The King's Answer to the Address
The King cancels the Declaration of Indulgence
The Test Act read a third time
Recapture of St. Helena
The Cabal broken up, Shaftesbury out of office joins the Opposition
Butler's Satire upon Shaftesbury
Second Marriage of the Duke of York
Buckingham in disgrace, reasons for it
Other and stronger reasons
|CHAPTER VI: FROM THE END OF THE SECOND DUTCH WAR TO THE TREATY OF NIMEGUEN|
Peace with the Dutch, 1674
Charles receives the Freedom of the City
1674 -The Duke of York enters the pay of France
Parity of the two parties in Parliament; the king is refused the supply which he demands, but obtains £300,000 for the navy; inferiority of the English navy
1675-The forerunner of the Popish Plot. The affair of Luzance
Louise Ren¡e de Penencoët de Kéroualle versus Nell Gwynne
Preliminaries of the Treaty of Nimeguen
1676-The Second Secret Treaty with France.
Heneage Finch made Lord Chancellor
Public opinion having compelled the King to assent to an alliance with the Dutch, and a war with France, Charles endeavours to extract £600,000from the Commons on that excuse; after an adjournment the Commons proceed to discuss the matter in private sittings. Public distrust of the King
Marriage of the Prince of Orange
The Parliament thank the King for the Alliance with Holland
Memorial to King Charles I
Assistance voted for the war
Parliament becomes suspicious of the king
1678 -Meeting of Parliament. Charles informs the Commons of his intentions concerning the Treaty of Nimeguen
Vote for the Disbandment of the Army
Rumours of a Rupture in the Negotiations at Nimeguen
The Treaty concluded The French King's pseudo concessions.

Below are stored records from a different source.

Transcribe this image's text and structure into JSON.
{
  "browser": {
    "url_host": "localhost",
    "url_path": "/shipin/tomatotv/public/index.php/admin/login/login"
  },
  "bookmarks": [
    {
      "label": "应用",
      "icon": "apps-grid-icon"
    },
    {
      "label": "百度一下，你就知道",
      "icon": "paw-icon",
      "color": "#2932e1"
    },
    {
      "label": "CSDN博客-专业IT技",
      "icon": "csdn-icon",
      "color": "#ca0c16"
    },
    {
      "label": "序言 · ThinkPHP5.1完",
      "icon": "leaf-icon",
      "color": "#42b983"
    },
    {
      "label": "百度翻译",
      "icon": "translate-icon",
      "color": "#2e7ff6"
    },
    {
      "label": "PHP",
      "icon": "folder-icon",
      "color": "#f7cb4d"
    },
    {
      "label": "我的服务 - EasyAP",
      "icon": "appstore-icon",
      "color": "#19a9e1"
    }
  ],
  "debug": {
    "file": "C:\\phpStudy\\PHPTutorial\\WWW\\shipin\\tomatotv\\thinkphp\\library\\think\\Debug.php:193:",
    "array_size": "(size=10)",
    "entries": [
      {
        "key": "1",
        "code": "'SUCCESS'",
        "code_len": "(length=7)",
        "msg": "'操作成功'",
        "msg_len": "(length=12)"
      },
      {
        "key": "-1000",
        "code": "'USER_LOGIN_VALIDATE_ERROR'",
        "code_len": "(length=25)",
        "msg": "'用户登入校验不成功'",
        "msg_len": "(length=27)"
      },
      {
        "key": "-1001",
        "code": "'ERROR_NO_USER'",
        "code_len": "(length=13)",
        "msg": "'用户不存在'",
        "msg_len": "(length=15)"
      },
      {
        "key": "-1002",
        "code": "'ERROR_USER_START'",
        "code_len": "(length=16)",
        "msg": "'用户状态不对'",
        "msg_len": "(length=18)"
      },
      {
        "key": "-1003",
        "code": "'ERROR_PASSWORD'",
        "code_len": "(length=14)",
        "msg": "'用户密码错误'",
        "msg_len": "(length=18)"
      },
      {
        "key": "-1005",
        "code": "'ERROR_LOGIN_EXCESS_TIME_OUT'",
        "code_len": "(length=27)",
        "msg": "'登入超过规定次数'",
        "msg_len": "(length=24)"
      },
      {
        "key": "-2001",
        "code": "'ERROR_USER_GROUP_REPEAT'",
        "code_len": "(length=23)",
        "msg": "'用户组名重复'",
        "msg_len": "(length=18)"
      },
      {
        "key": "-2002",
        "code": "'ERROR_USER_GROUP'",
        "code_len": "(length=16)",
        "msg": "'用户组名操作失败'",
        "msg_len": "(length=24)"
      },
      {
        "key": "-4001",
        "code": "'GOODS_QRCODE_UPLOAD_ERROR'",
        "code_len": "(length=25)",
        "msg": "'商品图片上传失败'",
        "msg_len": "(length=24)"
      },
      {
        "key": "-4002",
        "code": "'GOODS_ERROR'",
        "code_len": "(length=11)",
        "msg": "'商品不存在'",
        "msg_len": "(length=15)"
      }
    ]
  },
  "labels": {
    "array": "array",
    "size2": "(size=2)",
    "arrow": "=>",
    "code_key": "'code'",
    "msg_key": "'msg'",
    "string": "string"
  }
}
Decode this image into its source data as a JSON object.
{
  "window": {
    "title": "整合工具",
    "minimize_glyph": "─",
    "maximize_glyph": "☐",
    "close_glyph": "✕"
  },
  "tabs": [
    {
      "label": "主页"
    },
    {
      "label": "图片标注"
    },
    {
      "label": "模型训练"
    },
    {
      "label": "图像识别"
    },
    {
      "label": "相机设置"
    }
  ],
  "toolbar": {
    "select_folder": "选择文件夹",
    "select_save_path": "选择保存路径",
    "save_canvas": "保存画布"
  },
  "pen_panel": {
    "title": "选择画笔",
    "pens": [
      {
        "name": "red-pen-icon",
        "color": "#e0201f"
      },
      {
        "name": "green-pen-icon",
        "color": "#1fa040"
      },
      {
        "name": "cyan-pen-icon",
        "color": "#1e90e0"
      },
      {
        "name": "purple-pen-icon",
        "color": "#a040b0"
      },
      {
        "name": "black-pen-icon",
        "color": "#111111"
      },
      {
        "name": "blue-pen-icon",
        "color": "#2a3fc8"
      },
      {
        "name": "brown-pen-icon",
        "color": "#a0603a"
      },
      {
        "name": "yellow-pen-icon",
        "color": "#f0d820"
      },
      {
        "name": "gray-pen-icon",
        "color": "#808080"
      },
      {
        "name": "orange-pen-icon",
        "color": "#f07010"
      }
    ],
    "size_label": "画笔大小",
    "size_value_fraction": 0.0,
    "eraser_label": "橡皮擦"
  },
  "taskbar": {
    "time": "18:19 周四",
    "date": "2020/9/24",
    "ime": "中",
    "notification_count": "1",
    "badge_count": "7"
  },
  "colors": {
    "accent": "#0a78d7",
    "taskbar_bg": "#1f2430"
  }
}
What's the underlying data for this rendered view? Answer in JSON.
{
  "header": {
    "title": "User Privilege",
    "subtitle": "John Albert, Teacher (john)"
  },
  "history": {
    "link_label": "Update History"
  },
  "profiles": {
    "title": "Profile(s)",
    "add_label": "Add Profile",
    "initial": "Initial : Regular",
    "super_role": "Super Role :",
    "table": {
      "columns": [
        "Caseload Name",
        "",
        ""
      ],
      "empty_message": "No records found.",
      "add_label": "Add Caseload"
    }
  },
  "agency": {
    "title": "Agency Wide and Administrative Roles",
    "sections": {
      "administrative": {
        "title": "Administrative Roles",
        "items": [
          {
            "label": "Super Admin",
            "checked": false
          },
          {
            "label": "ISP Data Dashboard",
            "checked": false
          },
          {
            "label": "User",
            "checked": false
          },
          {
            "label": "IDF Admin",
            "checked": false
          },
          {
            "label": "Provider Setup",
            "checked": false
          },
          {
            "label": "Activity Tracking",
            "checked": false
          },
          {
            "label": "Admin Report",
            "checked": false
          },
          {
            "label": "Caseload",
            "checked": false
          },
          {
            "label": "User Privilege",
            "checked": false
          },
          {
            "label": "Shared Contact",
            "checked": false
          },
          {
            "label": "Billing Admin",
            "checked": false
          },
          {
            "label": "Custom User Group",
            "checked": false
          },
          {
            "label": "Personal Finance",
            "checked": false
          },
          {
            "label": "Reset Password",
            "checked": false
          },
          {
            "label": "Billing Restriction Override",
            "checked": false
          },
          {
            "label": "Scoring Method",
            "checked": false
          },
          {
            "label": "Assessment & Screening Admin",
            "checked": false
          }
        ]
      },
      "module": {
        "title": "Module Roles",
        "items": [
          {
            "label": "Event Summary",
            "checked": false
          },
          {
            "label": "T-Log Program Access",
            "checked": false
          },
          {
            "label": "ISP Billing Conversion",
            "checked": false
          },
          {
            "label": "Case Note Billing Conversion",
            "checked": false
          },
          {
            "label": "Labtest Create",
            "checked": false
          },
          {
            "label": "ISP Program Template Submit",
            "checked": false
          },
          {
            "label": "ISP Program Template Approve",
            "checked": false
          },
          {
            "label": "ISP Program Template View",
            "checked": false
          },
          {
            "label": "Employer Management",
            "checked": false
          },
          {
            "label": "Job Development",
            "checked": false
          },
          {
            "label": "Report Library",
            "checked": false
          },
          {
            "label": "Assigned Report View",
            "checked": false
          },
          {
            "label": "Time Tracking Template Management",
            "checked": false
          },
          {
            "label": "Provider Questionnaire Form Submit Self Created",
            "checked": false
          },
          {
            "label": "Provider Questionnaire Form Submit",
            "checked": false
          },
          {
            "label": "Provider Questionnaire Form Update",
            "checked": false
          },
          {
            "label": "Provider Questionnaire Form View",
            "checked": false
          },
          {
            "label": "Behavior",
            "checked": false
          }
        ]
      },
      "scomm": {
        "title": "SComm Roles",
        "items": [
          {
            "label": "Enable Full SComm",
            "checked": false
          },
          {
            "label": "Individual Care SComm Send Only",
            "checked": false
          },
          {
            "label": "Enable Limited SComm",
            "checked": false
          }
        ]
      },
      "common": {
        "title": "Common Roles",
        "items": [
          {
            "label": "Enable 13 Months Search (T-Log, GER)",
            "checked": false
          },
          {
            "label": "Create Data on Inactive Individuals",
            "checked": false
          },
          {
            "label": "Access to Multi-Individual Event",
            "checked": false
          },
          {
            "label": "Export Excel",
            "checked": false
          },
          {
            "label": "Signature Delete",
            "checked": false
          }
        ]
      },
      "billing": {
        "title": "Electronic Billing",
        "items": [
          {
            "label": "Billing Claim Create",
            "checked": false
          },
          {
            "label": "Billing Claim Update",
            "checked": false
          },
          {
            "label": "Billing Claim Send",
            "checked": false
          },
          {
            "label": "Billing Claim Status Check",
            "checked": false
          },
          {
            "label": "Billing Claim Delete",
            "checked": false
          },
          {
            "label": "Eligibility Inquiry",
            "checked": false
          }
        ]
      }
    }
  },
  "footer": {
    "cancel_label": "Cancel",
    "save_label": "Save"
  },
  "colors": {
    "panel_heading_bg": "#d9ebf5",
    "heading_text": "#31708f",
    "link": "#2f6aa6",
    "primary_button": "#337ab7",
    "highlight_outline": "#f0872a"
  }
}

Extracts from the Treaty of Nimeguen: the chief articles VII. and VIII.